The American Heart Association, Casselton Ambulance Service, and Essentia Health teamed up to provide a Stroke Simulation event at the conclusion of the community parade on July 29th, 2017.
hero_image_alt_text===Paramedics helping victim
thumbnail_alt_text===Paramedics helping victim
Casselton community members had a chance to see first hand what a stroke victim may act and look like as the Simulation unfolded.
“Getting the public aware of stroke signs and symptoms and to call 911 and the importance of having the paramedics prior to going to the hospital is very important,” said Megan Carlblom, the stroke program manager at Essentia Health in Fargo.
First responders are highlighted the importance of understanding the signs and symptoms of a stroke before the ambulance arrives.

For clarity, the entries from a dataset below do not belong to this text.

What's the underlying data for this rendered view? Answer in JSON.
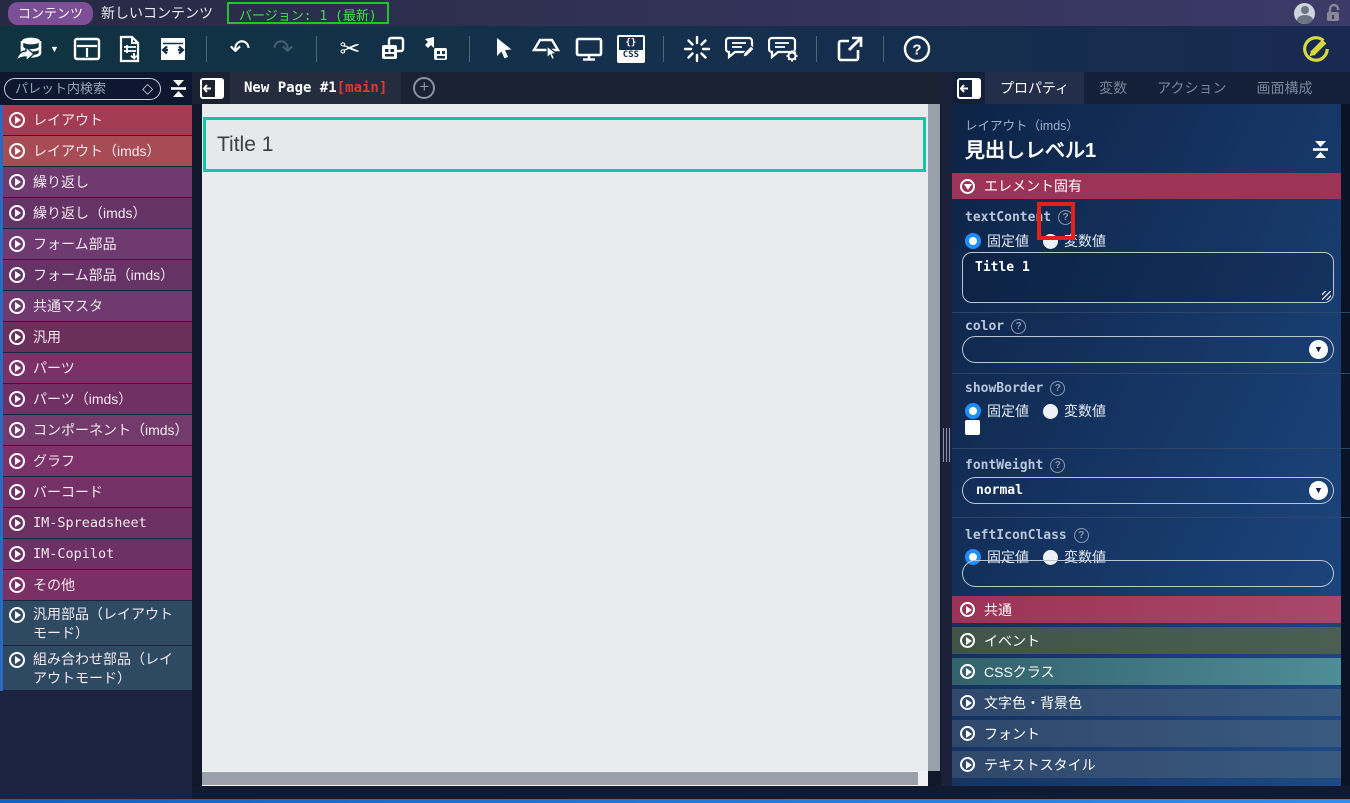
{
  "colors": {
    "accent_teal": "#14c4aa",
    "version_green": "#1ec42a",
    "main_red": "#e8352c",
    "annotation_red": "#e52017",
    "radio_blue": "#1e8fff",
    "pencil_yellow": "#d6d93f"
  },
  "topbar": {
    "badge": "コンテンツ",
    "title": "新しいコンテンツ",
    "version": "バージョン: 1 (最新)"
  },
  "toolbar": {
    "icons": [
      "database-import",
      "layout-template",
      "export-document",
      "window-swap",
      "undo",
      "redo",
      "cut",
      "copy",
      "paste",
      "cursor",
      "select-element",
      "preview-monitor",
      "css",
      "spinner",
      "comment-edit",
      "comment-settings",
      "open-external",
      "help",
      "edit-mode-pencil"
    ],
    "css_icon_top": "{}",
    "css_icon_bottom": "CSS"
  },
  "palette": {
    "search_placeholder": "パレット内検索",
    "items": [
      {
        "label": "レイアウト",
        "color": "#a33b53"
      },
      {
        "label": "レイアウト（imds）",
        "color": "#a74b55"
      },
      {
        "label": "繰り返し",
        "color": "#6e3a70"
      },
      {
        "label": "繰り返し（imds）",
        "color": "#653366"
      },
      {
        "label": "フォーム部品",
        "color": "#6e3a70"
      },
      {
        "label": "フォーム部品（imds）",
        "color": "#653366"
      },
      {
        "label": "共通マスタ",
        "color": "#6e3a70"
      },
      {
        "label": "汎用",
        "color": "#6b2f5c"
      },
      {
        "label": "パーツ",
        "color": "#7b3168"
      },
      {
        "label": "パーツ（imds）",
        "color": "#703064"
      },
      {
        "label": "コンポーネント（imds）",
        "color": "#723b6b"
      },
      {
        "label": "グラフ",
        "color": "#7c3168"
      },
      {
        "label": "バーコード",
        "color": "#733166"
      },
      {
        "label": "IM-Spreadsheet",
        "color": "#6c3162",
        "mono": true
      },
      {
        "label": "IM-Copilot",
        "color": "#6e3165",
        "mono": true
      },
      {
        "label": "その他",
        "color": "#7b3065"
      },
      {
        "label": "汎用部品（レイアウトモード）",
        "color": "#2e4a63",
        "tall": true
      },
      {
        "label": "組み合わせ部品（レイアウトモード）",
        "color": "#2e4a63",
        "tall": true
      }
    ]
  },
  "canvas": {
    "tab_label": "New Page #1",
    "tab_tag": "[main]",
    "title_text": "Title 1"
  },
  "props": {
    "tabs": [
      "プロパティ",
      "変数",
      "アクション",
      "画面構成"
    ],
    "active_tab": "プロパティ",
    "element_type": "レイアウト（imds）",
    "element_name": "見出しレベル1",
    "section_element": "エレメント固有",
    "radio_fixed": "固定値",
    "radio_variable": "変数値",
    "fields": {
      "textContent": {
        "label": "textContent",
        "value": "Title 1"
      },
      "color": {
        "label": "color",
        "value": ""
      },
      "showBorder": {
        "label": "showBorder",
        "checked": false
      },
      "fontWeight": {
        "label": "fontWeight",
        "value": "normal"
      },
      "leftIconClass": {
        "label": "leftIconClass",
        "value": ""
      }
    },
    "collapsed_sections": [
      {
        "label": "共通",
        "color": "#9c3356",
        "color2": "#a8486a"
      },
      {
        "label": "イベント",
        "color": "#41544a",
        "color2": "#4a5f51"
      },
      {
        "label": "CSSクラス",
        "color": "#33616c",
        "color2": "#4f8d96"
      },
      {
        "label": "文字色・背景色",
        "color": "#2f486b",
        "color2": "#3a5a80"
      },
      {
        "label": "フォント",
        "color": "#2f486b",
        "color2": "#3a5a80"
      },
      {
        "label": "テキストスタイル",
        "color": "#2f486b",
        "color2": "#3a5a80"
      }
    ]
  }
}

“What we are trying to promote today is early recognition,” said Tim Schmeets, the Casselton ambulance manager.
Casselton’s event was just a simulation, but the effects of a stroke are very real. Megan Carlblum, Essentia Health's Stroke Program Manager, says to remember the acronym F.A.S.T. – facial drooping, arm weakness, slurred speech, and time. If an individual displays the first three, it’s time to call the paramedics. You can also use the first three letters of the word stroke when evaluating an individual for the signs of a stroke. Ask them to S - smile, T- talk and repeat a sentence, and R – raise their hands above their head. If they can’t, just like F.A.S.T. it’s time to call the paramedics. Carlblum says never to wait for the symptoms of a stroke to go away, call 9-1-1 immediately.